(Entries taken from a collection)
====================
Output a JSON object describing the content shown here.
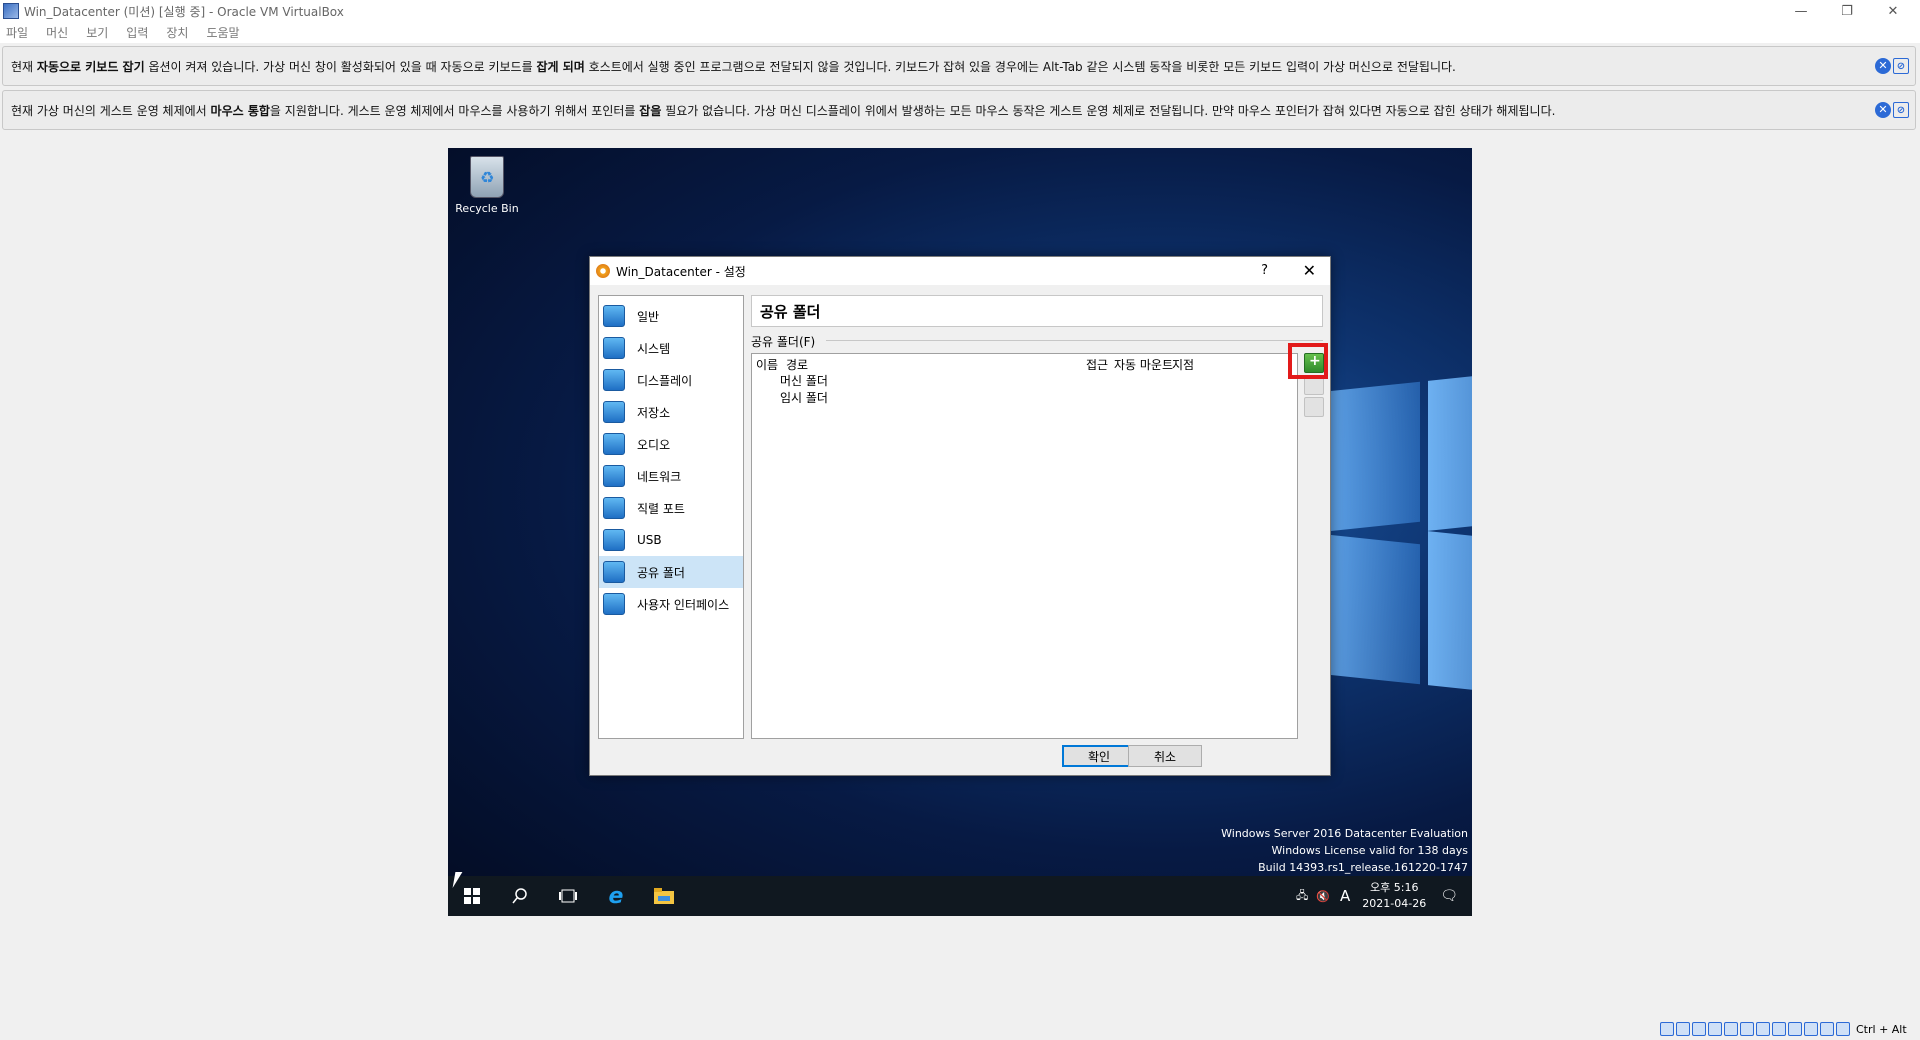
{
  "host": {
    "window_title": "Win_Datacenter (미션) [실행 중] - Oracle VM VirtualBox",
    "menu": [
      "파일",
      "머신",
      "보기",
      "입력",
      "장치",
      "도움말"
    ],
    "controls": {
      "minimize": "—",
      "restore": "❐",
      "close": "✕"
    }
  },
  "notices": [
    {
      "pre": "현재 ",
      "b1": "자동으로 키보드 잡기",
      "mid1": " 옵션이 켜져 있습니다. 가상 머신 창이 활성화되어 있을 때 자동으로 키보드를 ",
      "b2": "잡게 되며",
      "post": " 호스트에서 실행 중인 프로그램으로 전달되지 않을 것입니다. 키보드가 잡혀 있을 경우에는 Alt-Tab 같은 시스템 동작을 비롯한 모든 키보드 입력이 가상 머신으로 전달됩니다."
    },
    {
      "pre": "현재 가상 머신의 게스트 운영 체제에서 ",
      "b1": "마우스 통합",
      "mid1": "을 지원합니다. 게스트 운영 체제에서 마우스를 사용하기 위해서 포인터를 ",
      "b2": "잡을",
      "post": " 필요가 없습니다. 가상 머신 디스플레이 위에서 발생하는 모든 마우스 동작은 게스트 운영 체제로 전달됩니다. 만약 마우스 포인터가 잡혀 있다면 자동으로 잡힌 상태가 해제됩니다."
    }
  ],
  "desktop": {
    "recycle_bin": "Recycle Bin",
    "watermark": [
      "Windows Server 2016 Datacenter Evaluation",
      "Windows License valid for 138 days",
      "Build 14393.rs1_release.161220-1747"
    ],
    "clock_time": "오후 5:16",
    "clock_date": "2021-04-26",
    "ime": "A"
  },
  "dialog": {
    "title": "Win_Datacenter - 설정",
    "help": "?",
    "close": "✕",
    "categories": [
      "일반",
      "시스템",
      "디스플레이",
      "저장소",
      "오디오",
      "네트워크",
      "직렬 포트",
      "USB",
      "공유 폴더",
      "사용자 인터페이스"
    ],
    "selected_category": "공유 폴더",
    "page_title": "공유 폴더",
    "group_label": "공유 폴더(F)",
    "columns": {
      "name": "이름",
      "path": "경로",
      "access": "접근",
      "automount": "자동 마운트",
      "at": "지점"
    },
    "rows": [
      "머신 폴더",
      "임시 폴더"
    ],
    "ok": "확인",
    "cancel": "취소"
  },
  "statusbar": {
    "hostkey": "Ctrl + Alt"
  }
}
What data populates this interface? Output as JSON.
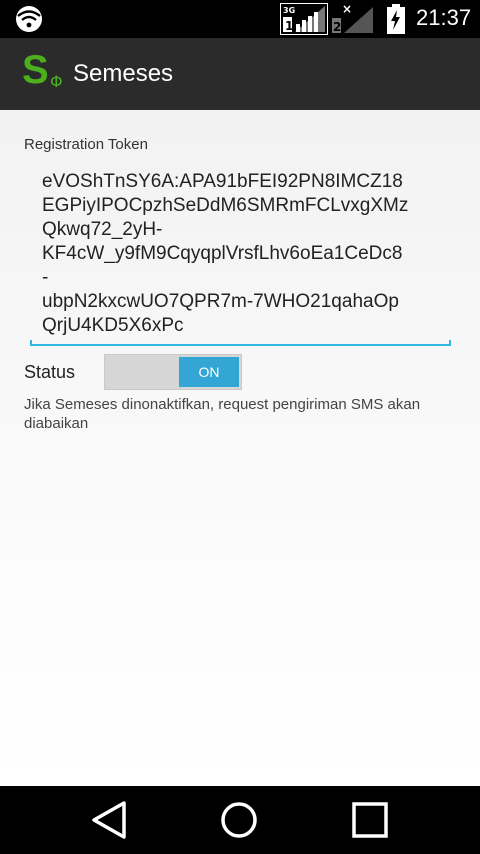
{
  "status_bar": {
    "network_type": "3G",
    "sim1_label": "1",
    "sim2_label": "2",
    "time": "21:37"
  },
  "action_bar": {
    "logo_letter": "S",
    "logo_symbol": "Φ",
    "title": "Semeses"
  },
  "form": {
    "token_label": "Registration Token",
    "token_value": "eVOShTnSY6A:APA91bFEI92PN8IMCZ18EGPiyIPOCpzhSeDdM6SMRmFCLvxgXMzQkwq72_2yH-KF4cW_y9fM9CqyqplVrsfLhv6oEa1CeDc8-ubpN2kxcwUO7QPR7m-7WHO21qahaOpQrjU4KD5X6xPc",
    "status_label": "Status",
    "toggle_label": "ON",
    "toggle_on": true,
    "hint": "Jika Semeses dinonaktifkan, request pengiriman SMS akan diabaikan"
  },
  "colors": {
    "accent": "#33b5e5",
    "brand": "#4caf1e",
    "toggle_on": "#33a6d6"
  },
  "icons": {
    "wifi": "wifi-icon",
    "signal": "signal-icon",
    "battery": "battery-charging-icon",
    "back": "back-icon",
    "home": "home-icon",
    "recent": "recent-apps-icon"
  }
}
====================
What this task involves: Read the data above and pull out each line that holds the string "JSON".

Output:
Output a JSON object describing the content shown here.
What data populates this interface? Output as JSON.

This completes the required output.